## [EXERCISE REQUIREMENTS]
Write the data out again exactly, with no pictures.
:: DATA RECORDS
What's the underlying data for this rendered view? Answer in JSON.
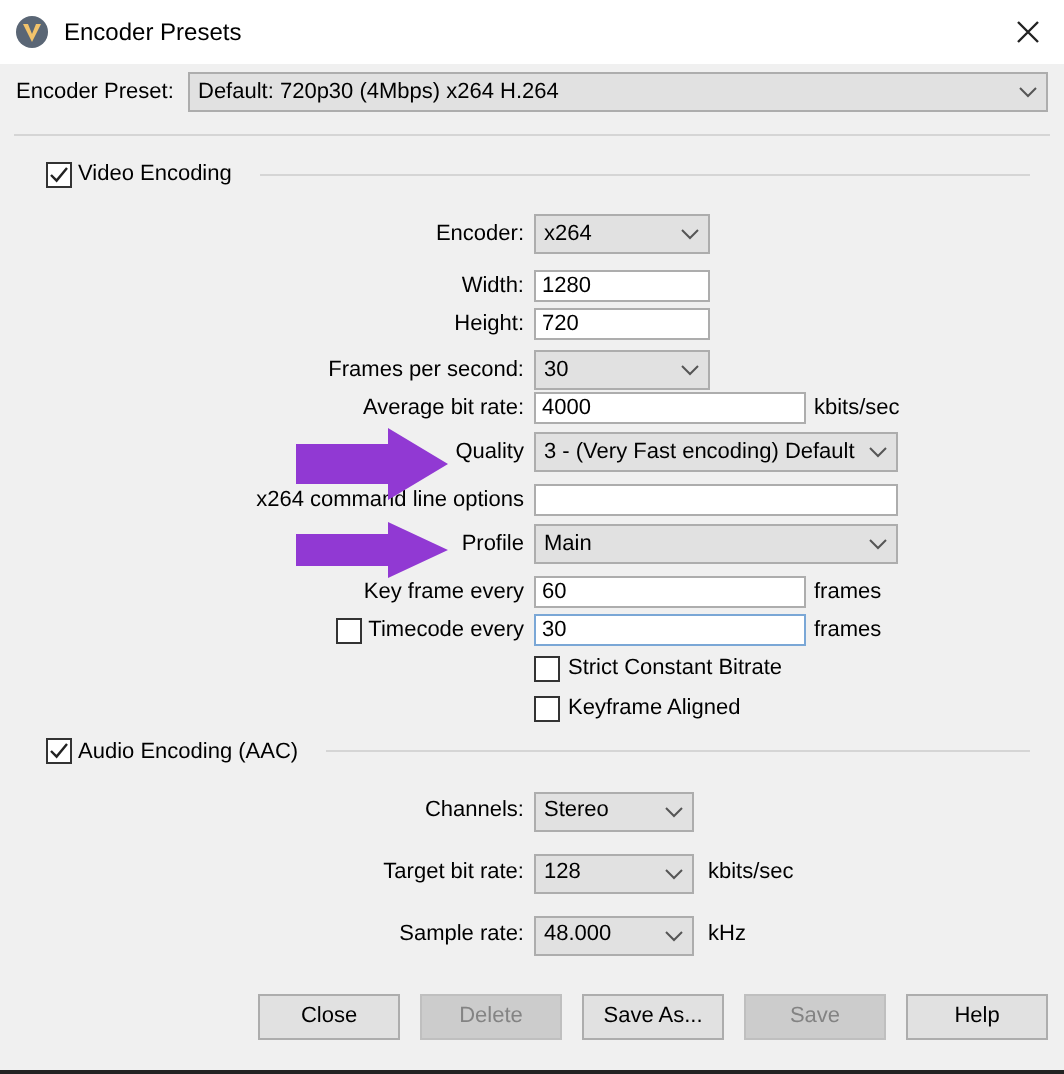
{
  "window": {
    "title": "Encoder Presets"
  },
  "preset": {
    "label": "Encoder Preset:",
    "value": "Default: 720p30 (4Mbps) x264 H.264"
  },
  "video": {
    "label": "Video Encoding",
    "checked": true,
    "rows": [
      {
        "kind": "dropdown",
        "label": "Encoder:",
        "value": "x264"
      },
      {
        "kind": "input",
        "label": "Width:",
        "value": "1280"
      },
      {
        "kind": "input",
        "label": "Height:",
        "value": "720"
      },
      {
        "kind": "dropdown",
        "label": "Frames per second:",
        "value": "30"
      },
      {
        "kind": "input",
        "label": "Average bit rate:",
        "value": "4000",
        "unit": "kbits/sec"
      },
      {
        "kind": "dropdown",
        "label": "Quality",
        "value": "3 - (Very Fast encoding) Default"
      },
      {
        "kind": "input",
        "label": "x264 command line options"
      },
      {
        "kind": "dropdown",
        "label": "Profile",
        "value": "Main"
      },
      {
        "kind": "input",
        "label": "Key frame every",
        "value": "60",
        "unit": "frames"
      },
      {
        "kind": "checkinput",
        "label": "Timecode every",
        "checked": false,
        "value": "30",
        "unit": "frames"
      },
      {
        "kind": "checkbox",
        "label": "Strict Constant Bitrate",
        "checked": false
      },
      {
        "kind": "checkbox",
        "label": "Keyframe Aligned",
        "checked": false
      }
    ]
  },
  "audio": {
    "label": "Audio Encoding (AAC)",
    "checked": true,
    "rows": [
      {
        "label": "Channels:",
        "value": "Stereo"
      },
      {
        "label": "Target bit rate:",
        "value": "128",
        "unit": "kbits/sec"
      },
      {
        "label": "Sample rate:",
        "value": "48.000",
        "unit": "kHz"
      }
    ]
  },
  "buttons": [
    {
      "label": "Close",
      "disabled": false
    },
    {
      "label": "Delete",
      "disabled": true
    },
    {
      "label": "Save As...",
      "disabled": false
    },
    {
      "label": "Save",
      "disabled": true
    },
    {
      "label": "Help",
      "disabled": false
    }
  ]
}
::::
## [EXERCISE ANSWER]
What's the underlying data for this rendered view? Answer in JSON.
{
  "window": {
    "title": "Encoder Presets"
  },
  "preset": {
    "label": "Encoder Preset:",
    "value": "Default: 720p30 (4Mbps) x264 H.264"
  },
  "video": {
    "label": "Video Encoding",
    "checked": true,
    "rows": [
      {
        "kind": "dropdown",
        "label": "Encoder:",
        "value": "x264"
      },
      {
        "kind": "input",
        "label": "Width:",
        "value": "1280"
      },
      {
        "kind": "input",
        "label": "Height:",
        "value": "720"
      },
      {
        "kind": "dropdown",
        "label": "Frames per second:",
        "value": "30"
      },
      {
        "kind": "input",
        "label": "Average bit rate:",
        "value": "4000",
        "unit": "kbits/sec"
      },
      {
        "kind": "dropdown",
        "label": "Quality",
        "value": "3 - (Very Fast encoding) Default"
      },
      {
        "kind": "input",
        "label": "x264 command line options"
      },
      {
        "kind": "dropdown",
        "label": "Profile",
        "value": "Main"
      },
      {
        "kind": "input",
        "label": "Key frame every",
        "value": "60",
        "unit": "frames"
      },
      {
        "kind": "checkinput",
        "label": "Timecode every",
        "checked": false,
        "value": "30",
        "unit": "frames"
      },
      {
        "kind": "checkbox",
        "label": "Strict Constant Bitrate",
        "checked": false
      },
      {
        "kind": "checkbox",
        "label": "Keyframe Aligned",
        "checked": false
      }
    ]
  },
  "audio": {
    "label": "Audio Encoding (AAC)",
    "checked": true,
    "rows": [
      {
        "label": "Channels:",
        "value": "Stereo"
      },
      {
        "label": "Target bit rate:",
        "value": "128",
        "unit": "kbits/sec"
      },
      {
        "label": "Sample rate:",
        "value": "48.000",
        "unit": "kHz"
      }
    ]
  },
  "buttons": [
    {
      "label": "Close",
      "disabled": false
    },
    {
      "label": "Delete",
      "disabled": true
    },
    {
      "label": "Save As...",
      "disabled": false
    },
    {
      "label": "Save",
      "disabled": true
    },
    {
      "label": "Help",
      "disabled": false
    }
  ]
}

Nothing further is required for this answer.